3. Camp has distinctive value in preparing children for future success.

How do we prepare children for life in a modern world?

Key current buzzwords in the workplace are “teamwork,” and “greater responsibility for independent problem-solving.” There are higher expectations for employees to get along with others and to think for themselves.

Again, camp has been leading the way by creating communities where kids make daily decisions about activities. Every hour, they are put into situations where how they act and meet their responsibilities will affect everyone else in their groups.

It’s important to teach our children to get along with others, especially in an increasingly diverse world. Camps make a unique contribution here.

Camps are communities where children are put into groups with many children they may not know. This is often not true at school, for example, where children may move from grade to grade with many children from prior classes who may live on the very same block or not much farther.

Campers may have a special friend or two in their group, but at most camps, the group assignments encourage building new relationships and provide lots of practice in cooperation and compromise.

4. Camp offers an unequalled variety of opportunities to develop well-rounded children.

Camps cut like a laser through the negative expectations and beliefs that can stick to children and hold them back.

Each year of a child’s life, he or she collects more “I can’t-s” than “I can-s.” It is, I believe, a tragedy that children often “decide” what they are “good at” and “not good at” when they are very young. These early, limiting self-assessments may last through adulthood.

When children get more recognition for abilities in, for example, math and athletics than they get for reading and music, then their choice of future activities and how they spend their time will naturally tend to gravitate toward areas in which they have had the greatest success in the past.

This is why many of us as college students took some interesting classes “pass/fail” — we wanted to learn without worrying about getting a bad grade and ruining our “record.”

Like most parents, I want my children to be “well-rounded.” One of the big reasons my wife and I have sent our children to camps is because they encourage “dabbling.” Children can participate in, learn about, and enjoy a wide variety of activities without any need to be an expert in all of them.

Camps offer a fantastic variety of different opportunities throughout every day. I cannot identify any other institution that comes even close to the range of recreational, dramatic, musical, artistic, environmental, and other interest areas that are offered to boys and girls at camp.
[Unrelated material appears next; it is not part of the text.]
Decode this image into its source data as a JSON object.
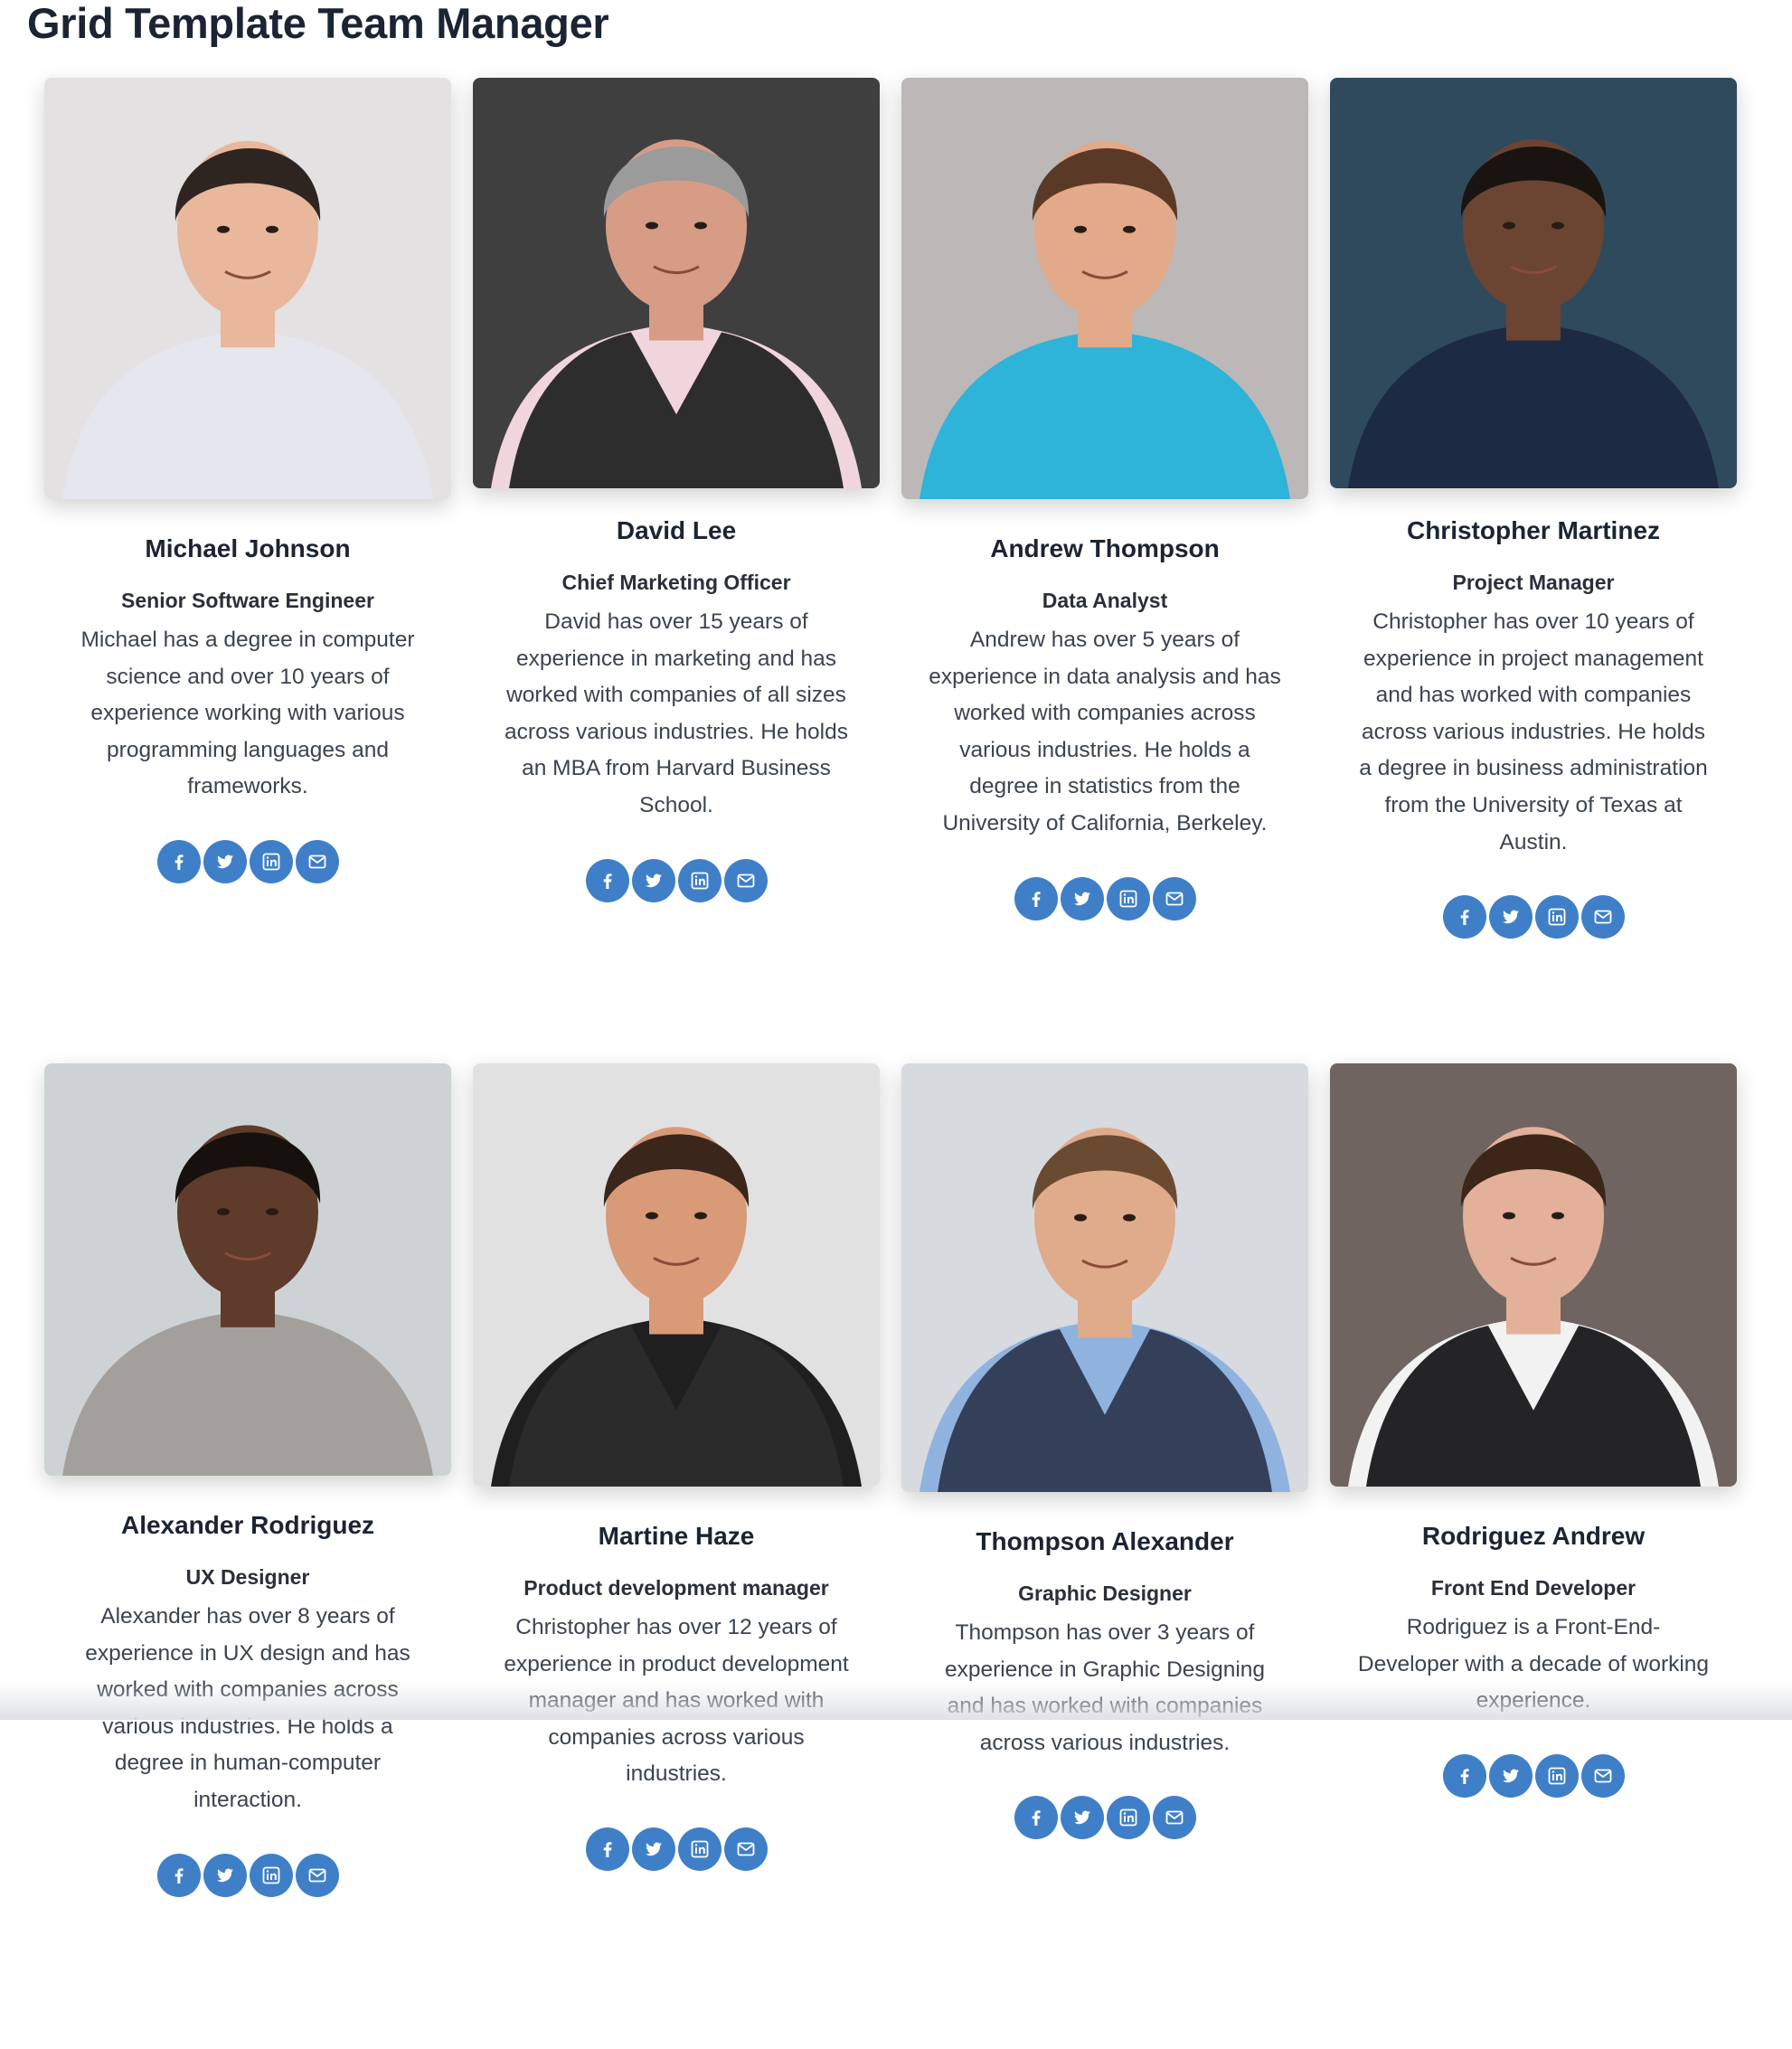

5. Camp combats youth isolation by offering positive and accepting communities.

There has been a lot of recent media attention about the isolation of many young people.
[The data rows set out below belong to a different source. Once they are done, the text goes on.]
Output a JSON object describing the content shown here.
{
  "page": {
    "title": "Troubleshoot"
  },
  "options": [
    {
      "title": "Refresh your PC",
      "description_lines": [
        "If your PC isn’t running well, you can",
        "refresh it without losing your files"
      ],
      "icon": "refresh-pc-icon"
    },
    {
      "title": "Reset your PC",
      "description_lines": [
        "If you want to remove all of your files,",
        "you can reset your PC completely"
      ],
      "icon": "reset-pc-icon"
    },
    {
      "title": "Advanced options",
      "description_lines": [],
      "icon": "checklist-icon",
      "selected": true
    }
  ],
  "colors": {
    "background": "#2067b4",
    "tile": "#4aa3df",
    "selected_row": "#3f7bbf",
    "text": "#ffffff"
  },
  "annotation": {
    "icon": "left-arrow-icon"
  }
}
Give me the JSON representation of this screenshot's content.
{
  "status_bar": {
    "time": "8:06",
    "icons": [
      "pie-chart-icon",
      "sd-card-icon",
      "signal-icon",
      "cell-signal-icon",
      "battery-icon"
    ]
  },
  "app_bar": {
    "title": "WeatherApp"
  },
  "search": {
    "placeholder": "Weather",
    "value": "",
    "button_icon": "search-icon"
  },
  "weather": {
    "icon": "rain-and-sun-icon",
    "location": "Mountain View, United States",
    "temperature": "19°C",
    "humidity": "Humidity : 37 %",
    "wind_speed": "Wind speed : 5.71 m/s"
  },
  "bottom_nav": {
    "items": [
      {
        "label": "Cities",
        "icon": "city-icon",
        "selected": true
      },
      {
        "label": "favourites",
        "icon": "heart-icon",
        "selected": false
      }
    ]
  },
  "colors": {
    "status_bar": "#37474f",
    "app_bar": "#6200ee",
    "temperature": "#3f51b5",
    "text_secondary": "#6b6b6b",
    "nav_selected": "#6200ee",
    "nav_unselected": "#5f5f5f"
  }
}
Camp is about belonging — belonging to a group that respects and values each member. The traditions and customs of each different camp are like a secret code that allows those who know it to feel embraced by something unique and very special.

Adult camp alumni often return many years later to camp still thrilled by the “inside knowledge” of camp legends and rituals that continue to inspire loyalty and a sense of connection.

Camp is, at its core, about learning how to make positive connections. The directors and staff of camps work hard to create a community that is enormously positive and accepting.

Campers are urged to include, not exclude, others. They are praised for choosing new partners and not always the same ones. They are encouraged to respect the differences between people.

In an increasingly sarcastic, put-down-oriented world, camps aim to be an oasis of personal safety, where demeaning comments and disrespectful behaviour are not tolerated and children are taught responsible and positive ways to resolve conflicts.

*Excerpts extracted from Michael Brandwein /

Matt Barr is the owner/president of Camps Canada, a summer camp based in Ottawa. As a voice for Canadian camp owners and camp directors, Matt is a frequent guest on radio and television programs across the country, discussing the latest trends and issues in summer camps.